Improving is the process of substituting a better asset for the one that’s already in place. Replacing means the company swaps out the old asset for another one that’s similar in nature.

If the improvement or replacement increases the future service potential of the asset, capitalize the cost. You can handle this in three ways: using the substitution approach, using the new cost, or using the accumulated depreciation account.

  • Substitution approach: If the company has net book value (cost basis minus accumulated depreciation) figures for the asset readily available, it’s easy to use the substitution approach. In this case, the company removes the cost of the old asset and replaces it with the cost of the new asset.

  • Capitalization of the new cost: This approach leaves the old asset on the books and adds the cost of the new asset as well. Many times this isn’t any big deal because the net book value of the old asset is de minimis, or immaterial.

  • Charge to accumulated depreciation: If the process extends the useful life of the existing asset, the cost of the improvement goes to accumulated depreciation.

Now that you’ve gotten those explanations out of the way, it’s time to see how this looks in black and white. For example, ABC, Inc. pays $135,000 to replace some plant assets. The net book value of the assets is $10,000 (cost of $125,000 minus $115,000 accumulated depreciation).

The following figure shows how to journalize this transaction using the substitution approach.


Now, imagine that ABC, Inc., combined a bunch of plant assets on the balance sheet and doesn’t know the exact net book value of the plant assets being replaced. In that case, the only journal entry needed is to debit plant assets and credit cash for $135,000.
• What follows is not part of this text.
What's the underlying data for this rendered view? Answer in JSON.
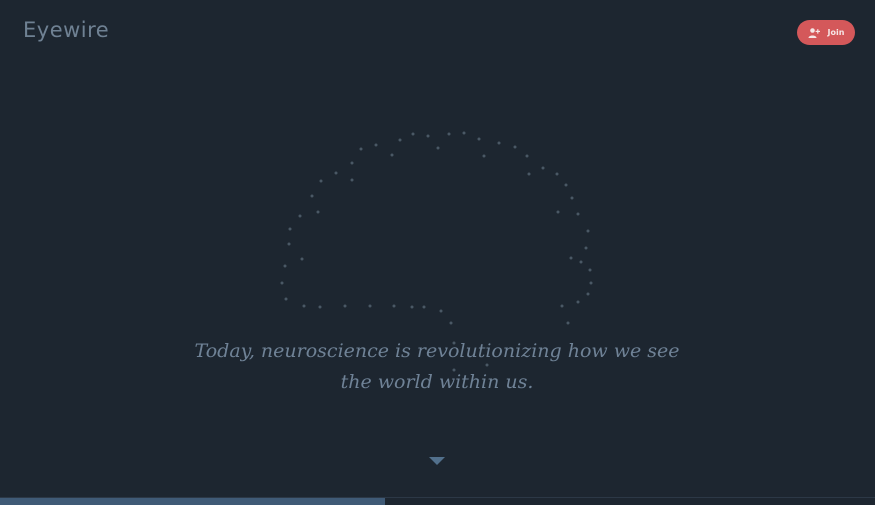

Finally, ABC, Inc., decides to pay $50,000 to beef up the old plant assets, which extends their useful life. In that case, the journal entry is to debit accumulated depreciation and credit cash for $50,000.